Roof joists: After that the roof joists were put in place, they are the same size as the baseframe so 2 by 6's or 44 by 144mm. They were 24" or 600mm on center.
Roof Sheets: And on top of that the final OSB sheets are put on. We sawed them in half, me and my girlfriend are not that high so a normal size sheet is too much for us.
Corrugated asphalt sheets: Under the corrugated roof sheets the membrame was put on. When the roof was made water thight the walls were covered with the membrame to keep it from raining wet. And yes this was the point of no return. Putting this amount of work in this project was something you don't discart.
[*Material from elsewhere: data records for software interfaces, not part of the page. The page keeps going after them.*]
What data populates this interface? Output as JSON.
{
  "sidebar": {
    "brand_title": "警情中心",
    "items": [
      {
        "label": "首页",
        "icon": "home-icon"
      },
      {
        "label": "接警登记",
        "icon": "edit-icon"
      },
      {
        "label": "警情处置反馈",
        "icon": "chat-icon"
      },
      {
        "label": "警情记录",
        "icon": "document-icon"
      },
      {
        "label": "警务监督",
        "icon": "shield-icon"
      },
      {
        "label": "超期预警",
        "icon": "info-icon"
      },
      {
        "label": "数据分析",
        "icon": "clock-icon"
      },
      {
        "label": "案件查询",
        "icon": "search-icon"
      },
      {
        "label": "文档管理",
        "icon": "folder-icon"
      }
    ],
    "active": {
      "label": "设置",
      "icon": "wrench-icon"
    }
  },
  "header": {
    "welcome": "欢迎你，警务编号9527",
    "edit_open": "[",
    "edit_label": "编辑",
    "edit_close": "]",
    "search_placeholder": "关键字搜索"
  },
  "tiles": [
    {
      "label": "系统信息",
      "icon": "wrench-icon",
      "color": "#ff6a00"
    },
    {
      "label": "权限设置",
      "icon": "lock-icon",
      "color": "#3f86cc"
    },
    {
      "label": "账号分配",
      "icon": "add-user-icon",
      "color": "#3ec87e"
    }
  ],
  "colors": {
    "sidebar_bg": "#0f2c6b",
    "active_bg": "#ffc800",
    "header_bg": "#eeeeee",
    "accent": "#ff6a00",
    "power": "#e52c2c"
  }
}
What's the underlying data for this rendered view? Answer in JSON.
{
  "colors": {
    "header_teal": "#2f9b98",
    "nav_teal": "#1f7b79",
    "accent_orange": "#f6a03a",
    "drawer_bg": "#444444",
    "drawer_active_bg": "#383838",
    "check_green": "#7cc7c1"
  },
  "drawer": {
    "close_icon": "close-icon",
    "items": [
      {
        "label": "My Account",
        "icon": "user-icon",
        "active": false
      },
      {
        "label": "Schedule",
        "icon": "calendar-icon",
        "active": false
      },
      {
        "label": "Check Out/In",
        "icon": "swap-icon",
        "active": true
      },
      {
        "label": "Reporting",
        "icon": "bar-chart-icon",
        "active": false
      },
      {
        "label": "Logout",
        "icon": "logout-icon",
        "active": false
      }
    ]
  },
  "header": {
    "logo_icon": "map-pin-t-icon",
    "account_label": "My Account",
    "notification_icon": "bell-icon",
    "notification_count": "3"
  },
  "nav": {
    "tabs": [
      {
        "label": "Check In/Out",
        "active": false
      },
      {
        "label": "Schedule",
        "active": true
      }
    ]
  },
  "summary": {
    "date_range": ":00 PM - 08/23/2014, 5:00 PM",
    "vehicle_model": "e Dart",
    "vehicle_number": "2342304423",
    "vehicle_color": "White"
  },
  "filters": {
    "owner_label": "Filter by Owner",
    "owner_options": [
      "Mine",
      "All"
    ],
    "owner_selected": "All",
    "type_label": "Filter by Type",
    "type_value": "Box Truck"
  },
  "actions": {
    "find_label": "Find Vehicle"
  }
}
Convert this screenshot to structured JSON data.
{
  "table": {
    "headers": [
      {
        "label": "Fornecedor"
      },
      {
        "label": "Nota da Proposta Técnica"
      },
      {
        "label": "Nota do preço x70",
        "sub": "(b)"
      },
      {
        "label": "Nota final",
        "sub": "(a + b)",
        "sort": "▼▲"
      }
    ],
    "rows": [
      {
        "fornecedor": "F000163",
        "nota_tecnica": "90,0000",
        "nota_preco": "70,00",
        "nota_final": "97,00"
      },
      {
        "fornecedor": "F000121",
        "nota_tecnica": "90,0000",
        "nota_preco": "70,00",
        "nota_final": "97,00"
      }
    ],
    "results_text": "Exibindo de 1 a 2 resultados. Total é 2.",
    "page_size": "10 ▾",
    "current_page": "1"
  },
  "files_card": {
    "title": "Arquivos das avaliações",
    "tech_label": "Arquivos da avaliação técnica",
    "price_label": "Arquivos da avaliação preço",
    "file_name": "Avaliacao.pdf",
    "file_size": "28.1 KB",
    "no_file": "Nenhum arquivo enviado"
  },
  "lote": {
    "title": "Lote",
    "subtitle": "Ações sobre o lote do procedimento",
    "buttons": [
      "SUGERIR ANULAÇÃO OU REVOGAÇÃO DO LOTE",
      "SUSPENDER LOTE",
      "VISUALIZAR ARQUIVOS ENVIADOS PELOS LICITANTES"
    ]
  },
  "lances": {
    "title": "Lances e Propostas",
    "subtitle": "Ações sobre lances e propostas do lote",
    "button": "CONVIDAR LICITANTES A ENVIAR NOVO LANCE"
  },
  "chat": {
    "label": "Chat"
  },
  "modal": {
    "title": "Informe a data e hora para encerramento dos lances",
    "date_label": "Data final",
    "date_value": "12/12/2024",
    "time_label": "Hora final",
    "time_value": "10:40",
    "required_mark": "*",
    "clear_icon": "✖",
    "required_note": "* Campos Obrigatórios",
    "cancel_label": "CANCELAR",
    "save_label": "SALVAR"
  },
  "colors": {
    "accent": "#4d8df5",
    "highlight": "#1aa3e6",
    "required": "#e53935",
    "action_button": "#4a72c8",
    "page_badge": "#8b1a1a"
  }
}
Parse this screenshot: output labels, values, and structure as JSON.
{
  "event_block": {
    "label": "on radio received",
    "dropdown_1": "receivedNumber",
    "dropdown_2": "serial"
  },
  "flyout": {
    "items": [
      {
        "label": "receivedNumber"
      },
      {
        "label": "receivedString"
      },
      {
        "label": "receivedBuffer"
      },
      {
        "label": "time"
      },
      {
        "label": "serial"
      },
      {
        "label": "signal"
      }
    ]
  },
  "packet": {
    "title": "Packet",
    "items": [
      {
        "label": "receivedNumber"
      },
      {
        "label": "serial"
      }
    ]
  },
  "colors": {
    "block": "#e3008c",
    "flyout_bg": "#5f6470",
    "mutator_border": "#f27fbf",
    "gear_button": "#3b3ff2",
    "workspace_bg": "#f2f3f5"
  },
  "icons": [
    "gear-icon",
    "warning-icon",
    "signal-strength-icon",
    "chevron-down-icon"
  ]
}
Windows: So the structure was standing up firmly and waterproof now we can get into a more intricate subproject.I wanted to challenge myself even further to design and make the window's and doors. It worked out but there are a lot of interesting details and I want to put that all in the spot light in a dedicated video and article.In general the windows are made out of 2 by 4's, 44 by 94mm, I designed a specific profile or cross section. The cuts and material removeal was done on the table saw. When those steps were done, a tenon was made on the long side and a mortise on the short side. This was then glued in place.For the glass I used tranluced plastic which actually was sheet made out of platic channels. So I had a simple way of a double walled glass sheet. Not beign able to see through the plastic is not visaully perfect but the effect look really cool and the light coming through is nice and diffuse.
Doors: The doors are actually 4 beams mitered to 45 degrees on both sides. This simple design makes it look very minimal and still easy to glue up. I didn't want to make a special glue mold or jig. And I didn't had the opportunity to use a router and make straight channels were perpedicular wooded pieces could fit in to make a frame.on the inside of the frame a similar frame was glued, this frame had a rabbet where a similar piece plastic (as the windows) was placed. Because of the miter corners I was afraid of sagging of the door. So far it's holding up, the doors are made one year ago so it's resisting the degradation of time.
And the final step was; adding the siding. We chose Douglas Fir for it and theated that with boiled linseed oil. On the front we made a minimalistic impression by placing the panels horizontal, butted up to each other. On the short side with the long windows we use live edge wood and placed it vertically. Personally I like this combination of modern and nature so I'm still happy with this configuration.On the back side, simple corrugated metal sheets are used, this was for economic reasons as well as endurance of the material. Well this is the end of the article I hope you liked it and found it useful! :)
- OSB sheets